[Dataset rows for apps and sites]
------------
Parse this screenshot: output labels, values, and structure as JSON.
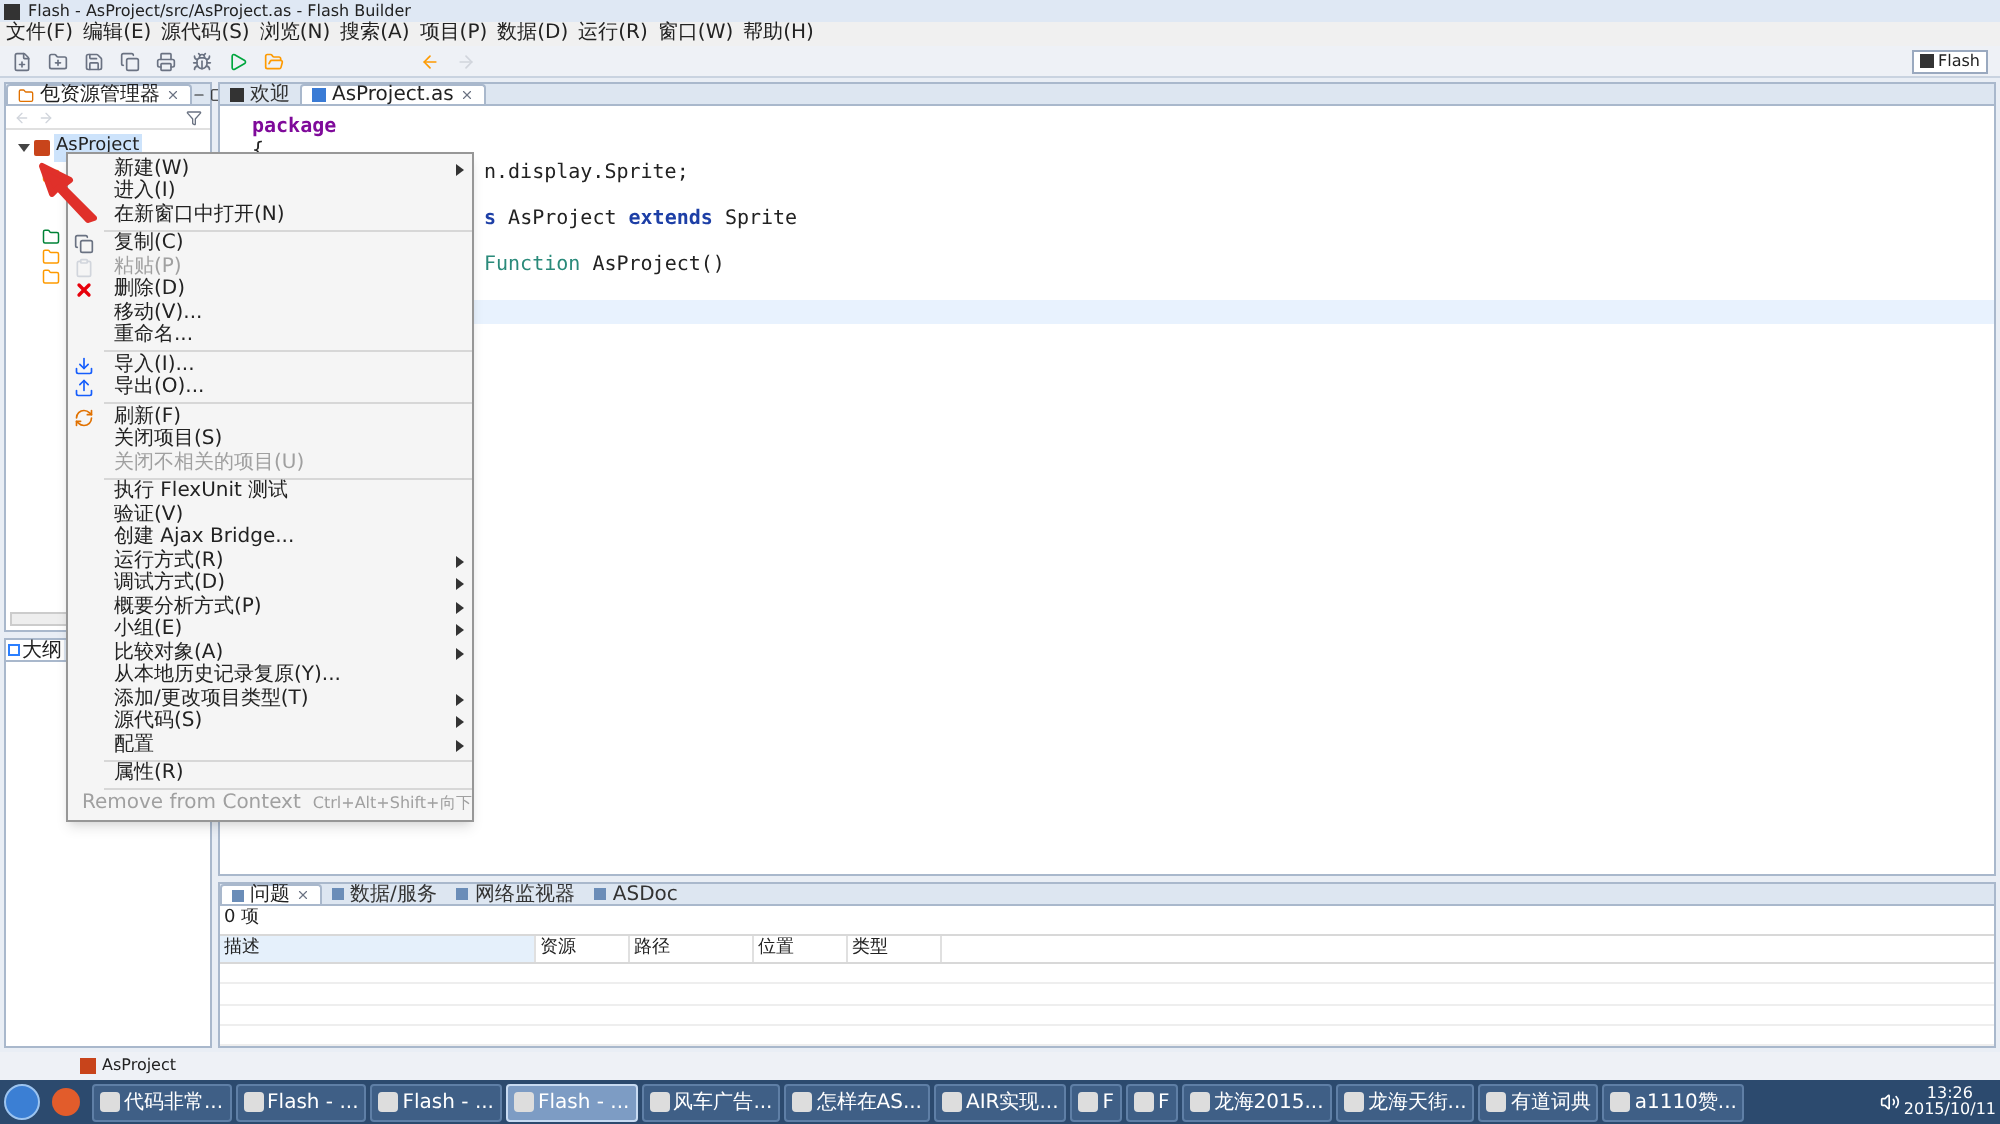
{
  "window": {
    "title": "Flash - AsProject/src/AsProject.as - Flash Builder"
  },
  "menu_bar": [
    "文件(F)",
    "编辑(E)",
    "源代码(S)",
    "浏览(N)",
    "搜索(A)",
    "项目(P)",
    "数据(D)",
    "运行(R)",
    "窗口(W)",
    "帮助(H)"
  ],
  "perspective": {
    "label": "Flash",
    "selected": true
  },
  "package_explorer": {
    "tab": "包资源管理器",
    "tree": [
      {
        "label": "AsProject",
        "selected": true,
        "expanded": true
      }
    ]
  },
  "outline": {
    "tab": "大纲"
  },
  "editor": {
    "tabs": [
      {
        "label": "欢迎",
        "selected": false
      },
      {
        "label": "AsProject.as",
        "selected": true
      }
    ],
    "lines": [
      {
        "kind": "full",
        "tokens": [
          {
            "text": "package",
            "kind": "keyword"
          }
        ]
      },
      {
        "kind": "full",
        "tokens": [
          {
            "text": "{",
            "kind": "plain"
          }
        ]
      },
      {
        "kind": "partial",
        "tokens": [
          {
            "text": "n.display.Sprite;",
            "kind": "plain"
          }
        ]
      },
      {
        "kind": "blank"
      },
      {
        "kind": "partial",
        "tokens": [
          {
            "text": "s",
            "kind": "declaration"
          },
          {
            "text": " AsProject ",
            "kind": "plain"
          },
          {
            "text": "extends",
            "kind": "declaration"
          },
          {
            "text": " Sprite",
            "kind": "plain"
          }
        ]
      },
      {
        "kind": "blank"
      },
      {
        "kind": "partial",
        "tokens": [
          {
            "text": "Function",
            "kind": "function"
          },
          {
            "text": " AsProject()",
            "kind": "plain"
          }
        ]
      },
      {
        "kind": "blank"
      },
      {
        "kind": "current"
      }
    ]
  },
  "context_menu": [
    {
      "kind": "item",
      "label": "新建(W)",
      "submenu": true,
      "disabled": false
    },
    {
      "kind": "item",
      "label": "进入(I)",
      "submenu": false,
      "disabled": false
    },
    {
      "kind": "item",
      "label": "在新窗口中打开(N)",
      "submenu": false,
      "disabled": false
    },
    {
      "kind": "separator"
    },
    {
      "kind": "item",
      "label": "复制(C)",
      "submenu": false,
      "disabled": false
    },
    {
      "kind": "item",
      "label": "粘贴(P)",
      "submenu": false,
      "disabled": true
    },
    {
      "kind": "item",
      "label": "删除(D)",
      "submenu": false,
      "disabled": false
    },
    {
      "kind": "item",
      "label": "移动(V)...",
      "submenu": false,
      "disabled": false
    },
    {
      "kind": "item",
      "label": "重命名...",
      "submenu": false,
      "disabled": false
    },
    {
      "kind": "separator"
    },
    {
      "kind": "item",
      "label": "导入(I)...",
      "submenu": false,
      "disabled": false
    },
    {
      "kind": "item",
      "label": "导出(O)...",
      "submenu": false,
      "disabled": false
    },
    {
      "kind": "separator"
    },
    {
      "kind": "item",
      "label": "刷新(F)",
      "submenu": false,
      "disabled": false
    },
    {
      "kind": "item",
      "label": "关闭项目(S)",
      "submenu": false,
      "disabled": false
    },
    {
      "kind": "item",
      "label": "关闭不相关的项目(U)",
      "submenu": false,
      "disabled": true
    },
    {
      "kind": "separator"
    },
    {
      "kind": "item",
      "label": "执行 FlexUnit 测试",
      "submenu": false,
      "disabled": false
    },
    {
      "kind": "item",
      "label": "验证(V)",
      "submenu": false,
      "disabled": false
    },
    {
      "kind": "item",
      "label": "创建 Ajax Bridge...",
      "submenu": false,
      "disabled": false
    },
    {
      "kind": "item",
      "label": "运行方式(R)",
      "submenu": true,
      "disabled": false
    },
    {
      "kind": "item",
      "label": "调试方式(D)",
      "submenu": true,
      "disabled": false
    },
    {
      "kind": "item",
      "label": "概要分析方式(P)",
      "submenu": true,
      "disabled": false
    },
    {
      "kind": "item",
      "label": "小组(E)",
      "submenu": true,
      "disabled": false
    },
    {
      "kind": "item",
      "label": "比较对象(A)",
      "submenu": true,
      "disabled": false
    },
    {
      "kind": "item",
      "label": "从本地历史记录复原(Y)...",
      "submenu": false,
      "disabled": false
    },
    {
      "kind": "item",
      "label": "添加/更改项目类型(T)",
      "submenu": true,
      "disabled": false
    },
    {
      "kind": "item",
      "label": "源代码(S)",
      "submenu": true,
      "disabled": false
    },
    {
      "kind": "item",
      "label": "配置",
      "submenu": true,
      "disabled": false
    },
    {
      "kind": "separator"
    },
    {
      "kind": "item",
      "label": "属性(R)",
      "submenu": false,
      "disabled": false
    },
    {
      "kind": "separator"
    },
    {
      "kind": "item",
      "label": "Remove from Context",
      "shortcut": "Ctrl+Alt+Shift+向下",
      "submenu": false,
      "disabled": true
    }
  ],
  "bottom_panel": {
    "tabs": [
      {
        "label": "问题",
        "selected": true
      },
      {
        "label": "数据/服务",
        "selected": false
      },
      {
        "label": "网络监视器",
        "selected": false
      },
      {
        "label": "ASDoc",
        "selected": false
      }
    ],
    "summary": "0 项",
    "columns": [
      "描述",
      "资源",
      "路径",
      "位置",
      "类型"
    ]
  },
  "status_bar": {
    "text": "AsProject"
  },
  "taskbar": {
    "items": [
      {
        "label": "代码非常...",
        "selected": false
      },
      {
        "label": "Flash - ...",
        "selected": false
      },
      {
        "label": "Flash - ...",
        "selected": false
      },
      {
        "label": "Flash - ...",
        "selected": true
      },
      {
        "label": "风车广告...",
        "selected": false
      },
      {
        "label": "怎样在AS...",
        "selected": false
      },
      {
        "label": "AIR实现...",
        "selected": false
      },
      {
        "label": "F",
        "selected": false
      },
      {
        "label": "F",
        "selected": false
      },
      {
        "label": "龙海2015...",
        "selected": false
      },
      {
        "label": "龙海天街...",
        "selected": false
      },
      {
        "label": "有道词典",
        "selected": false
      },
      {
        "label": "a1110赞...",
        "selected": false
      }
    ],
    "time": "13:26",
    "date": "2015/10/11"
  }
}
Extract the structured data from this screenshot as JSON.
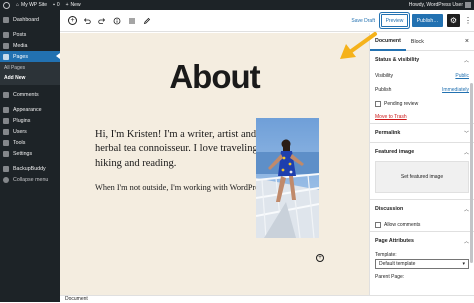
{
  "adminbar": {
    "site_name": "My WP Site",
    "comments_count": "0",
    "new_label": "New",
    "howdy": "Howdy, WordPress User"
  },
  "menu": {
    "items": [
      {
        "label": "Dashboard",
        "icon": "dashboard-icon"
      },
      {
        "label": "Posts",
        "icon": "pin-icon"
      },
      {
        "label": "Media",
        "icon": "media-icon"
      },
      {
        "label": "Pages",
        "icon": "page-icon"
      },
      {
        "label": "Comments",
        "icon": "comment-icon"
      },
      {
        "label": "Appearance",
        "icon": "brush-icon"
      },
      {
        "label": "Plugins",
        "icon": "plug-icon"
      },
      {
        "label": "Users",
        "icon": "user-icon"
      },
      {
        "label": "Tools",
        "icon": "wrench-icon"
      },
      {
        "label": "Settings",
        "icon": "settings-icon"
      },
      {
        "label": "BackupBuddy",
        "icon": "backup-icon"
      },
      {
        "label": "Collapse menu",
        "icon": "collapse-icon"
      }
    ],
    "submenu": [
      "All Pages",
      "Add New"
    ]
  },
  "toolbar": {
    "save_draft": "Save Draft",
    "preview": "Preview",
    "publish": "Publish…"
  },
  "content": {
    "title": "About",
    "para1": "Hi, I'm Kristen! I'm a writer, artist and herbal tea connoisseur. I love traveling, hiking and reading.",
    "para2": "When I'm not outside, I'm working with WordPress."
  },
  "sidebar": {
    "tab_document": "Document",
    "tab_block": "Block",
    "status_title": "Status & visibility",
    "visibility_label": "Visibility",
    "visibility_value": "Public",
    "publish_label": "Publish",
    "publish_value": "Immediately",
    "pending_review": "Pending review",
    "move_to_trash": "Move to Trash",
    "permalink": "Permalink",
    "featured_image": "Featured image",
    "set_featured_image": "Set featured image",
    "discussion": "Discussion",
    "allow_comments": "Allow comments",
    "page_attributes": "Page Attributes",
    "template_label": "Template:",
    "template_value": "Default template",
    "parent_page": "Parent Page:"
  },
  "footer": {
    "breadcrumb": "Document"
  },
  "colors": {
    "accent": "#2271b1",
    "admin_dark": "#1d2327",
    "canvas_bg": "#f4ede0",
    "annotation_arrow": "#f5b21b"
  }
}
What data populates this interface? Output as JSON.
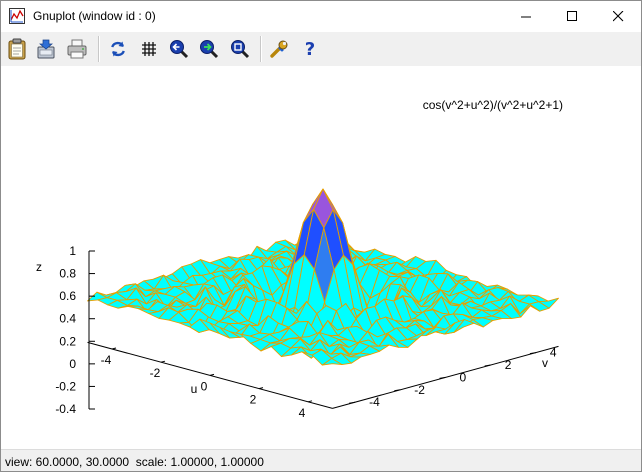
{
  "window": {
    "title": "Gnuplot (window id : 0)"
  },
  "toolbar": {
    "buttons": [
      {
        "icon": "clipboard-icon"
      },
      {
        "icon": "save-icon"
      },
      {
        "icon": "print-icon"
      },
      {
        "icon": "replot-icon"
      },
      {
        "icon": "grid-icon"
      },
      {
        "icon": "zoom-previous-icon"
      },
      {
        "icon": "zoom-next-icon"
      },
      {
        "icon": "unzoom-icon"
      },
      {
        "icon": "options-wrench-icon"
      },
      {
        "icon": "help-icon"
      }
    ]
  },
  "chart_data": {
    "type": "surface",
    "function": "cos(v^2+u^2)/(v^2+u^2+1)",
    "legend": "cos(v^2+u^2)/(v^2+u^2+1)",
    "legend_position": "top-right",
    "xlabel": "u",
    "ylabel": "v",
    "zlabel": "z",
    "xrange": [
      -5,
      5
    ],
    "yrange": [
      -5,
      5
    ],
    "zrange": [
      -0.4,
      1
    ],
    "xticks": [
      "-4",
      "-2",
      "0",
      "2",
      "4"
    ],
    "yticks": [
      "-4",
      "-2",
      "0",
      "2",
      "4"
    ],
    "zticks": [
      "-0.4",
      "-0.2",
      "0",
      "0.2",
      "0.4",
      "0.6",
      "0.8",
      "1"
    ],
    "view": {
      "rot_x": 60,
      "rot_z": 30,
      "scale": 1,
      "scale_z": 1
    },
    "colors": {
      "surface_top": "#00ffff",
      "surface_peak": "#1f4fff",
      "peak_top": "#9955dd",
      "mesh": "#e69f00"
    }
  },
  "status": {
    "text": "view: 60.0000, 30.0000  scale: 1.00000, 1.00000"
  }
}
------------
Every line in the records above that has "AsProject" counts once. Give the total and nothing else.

6